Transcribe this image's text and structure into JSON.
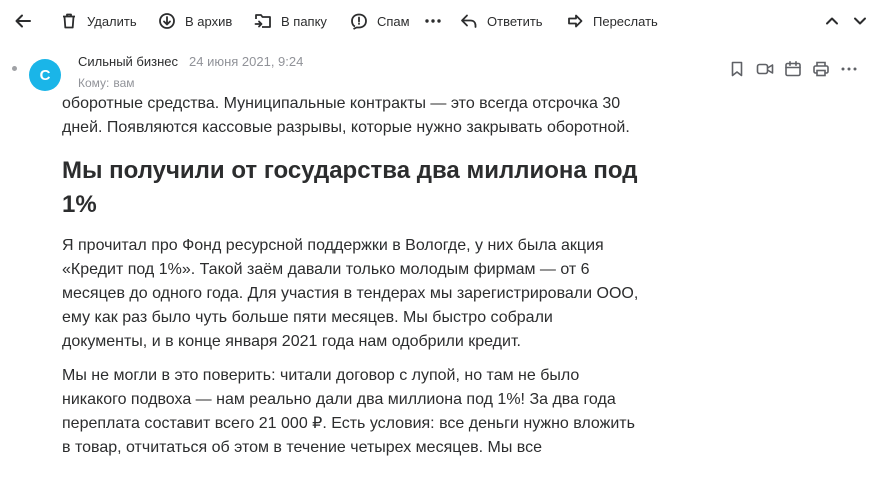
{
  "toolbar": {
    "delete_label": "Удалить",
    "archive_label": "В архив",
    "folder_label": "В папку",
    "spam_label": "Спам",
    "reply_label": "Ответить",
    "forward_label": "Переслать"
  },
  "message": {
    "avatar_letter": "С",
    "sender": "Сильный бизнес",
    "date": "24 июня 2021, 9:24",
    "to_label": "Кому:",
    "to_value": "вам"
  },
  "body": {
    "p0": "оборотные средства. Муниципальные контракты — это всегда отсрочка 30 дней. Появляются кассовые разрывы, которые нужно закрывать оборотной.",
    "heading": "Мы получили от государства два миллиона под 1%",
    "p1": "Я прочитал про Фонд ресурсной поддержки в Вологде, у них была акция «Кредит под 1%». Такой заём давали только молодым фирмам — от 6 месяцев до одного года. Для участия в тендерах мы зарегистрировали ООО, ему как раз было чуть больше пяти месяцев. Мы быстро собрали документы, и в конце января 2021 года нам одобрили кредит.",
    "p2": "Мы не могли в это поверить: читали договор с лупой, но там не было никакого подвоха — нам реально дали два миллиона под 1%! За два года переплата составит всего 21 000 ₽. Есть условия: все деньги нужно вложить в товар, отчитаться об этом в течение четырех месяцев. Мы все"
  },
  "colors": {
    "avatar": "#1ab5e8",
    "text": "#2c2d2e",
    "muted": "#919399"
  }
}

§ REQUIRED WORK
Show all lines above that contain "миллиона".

§ RESPONSE BOX
    "heading": "Мы получили от государства два миллиона под 1%",
    "p2": "Мы не могли в это поверить: читали договор с лупой, но там не было никакого подвоха — нам реально дали два миллиона под 1%! За два года переплата составит всего 21 000 ₽. Есть условия: все деньги нужно вложить в товар, отчитаться об этом в течение четырех месяцев. Мы все"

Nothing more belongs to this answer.